From the press release:
Problems were especially pronounced for those youth identifying as transgender and gender nonconforming, or TGNC, and youth who attended school online during the pandemic, the researchers found.
“It is clear from this study that certain individuals ended the 2020-21 school year facing more adversity than others,” said Drew Cingel, lead author and associate professor of communication at UC Davis. The study was published last month in the journal PLOS ONE.
The study found that teens who were able to attend school in-person reported more sense of inclusion in their social group than those learning online. And despite the traditionally high use in this age group, social media failed to compensate for real, in-person social connections derived from school, researchers suggest.
Data was collected from 1,256 United States adolescents, ages 14 to 16, to examine how their school context related to feelings of school satisfaction and success, social connection, mental health and media use.

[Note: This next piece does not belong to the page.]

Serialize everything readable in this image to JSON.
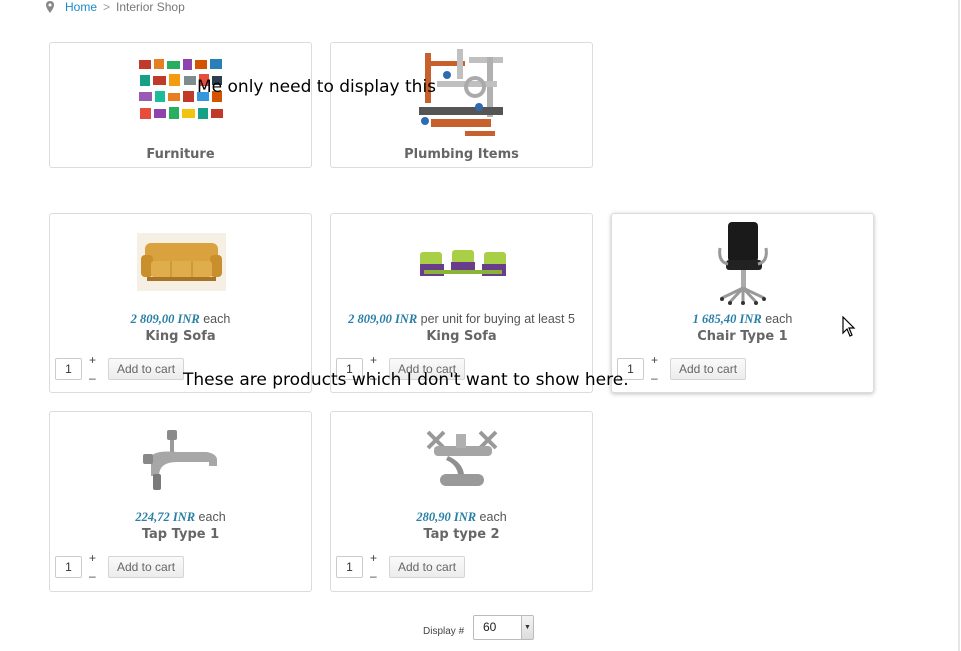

The findings suggest that current school interventions may be necessary to help teens recover from the disparities experienced during this unique time, researchers said.
Particularly susceptible to health and academic disparities were TGNC adolescents and adolescents in virtual learning only. Both reported a more significant drop in academic success and less satisfaction with school in 2020-21 compared to the previous school year.
Youth participating in virtual learning also reported feeling less social connection and higher rates of mental health problems, in comparison to their peers who could attend school in-person or in a hybrid model.
And while the use of social media by teens was reported as more pronounced than before the pandemic, the increased socialization online was perceived both positively and as problematic at the same time.
“Importantly, while adolescent youth are adept and frequent media users, and report using media for social purposes, in this instance in which so much of their in-person social connection was lost, social media and gaming do not appear able to provide a protective mechanism enough to compensate for that loss,” researchers said in the study.
“In fact, problematic media use (both social media and video gaming) was highest by those in virtual learning contexts. It is critical that we recognize that all youth are not returning to school with the same consequences of the pandemic, and that resources need to be in place to specifically support TGNC youth and those who were studying virtually at the end of last year, particularly around social connection and mental health,” Cingel said.
Abstract of the study:
The COVID-19 pandemic changed school contexts and social opportunities dramatically for adolescents around the world. Thus, certain adolescents may have been more susceptible to the stress of the pandemic as a function of differences in schooling. We present data from 1256 United States adolescents (ages 14–16) to examine how the 2020–2021 school context (in-person, hybrid, or virtual) related to feelings of school satisfaction and success, social connection, mental health, and media use. We also examine differences as a function of gender identity. Results demonstrate that school context, particularly in-person compared to virtual schooling, was related to higher school satisfaction and academic success, stronger feelings of social connection and inclusion, lower levels of anxiety and depression, and less problematic media use. Interestingly, adolescents did seem to use media as a tool to support social connection when in hybrid or virtual school contexts, but they also reported higher rates of problematic media use, thus suggesting that media use needs to be examined more carefully to understand its role as a potential protective mechanism for adolescents’ social connection and mental health. These findings provide baseline information about how schools’ responses to the COVID-19 pandemic may have created disparities among youth. These findings have implications for current school interventions.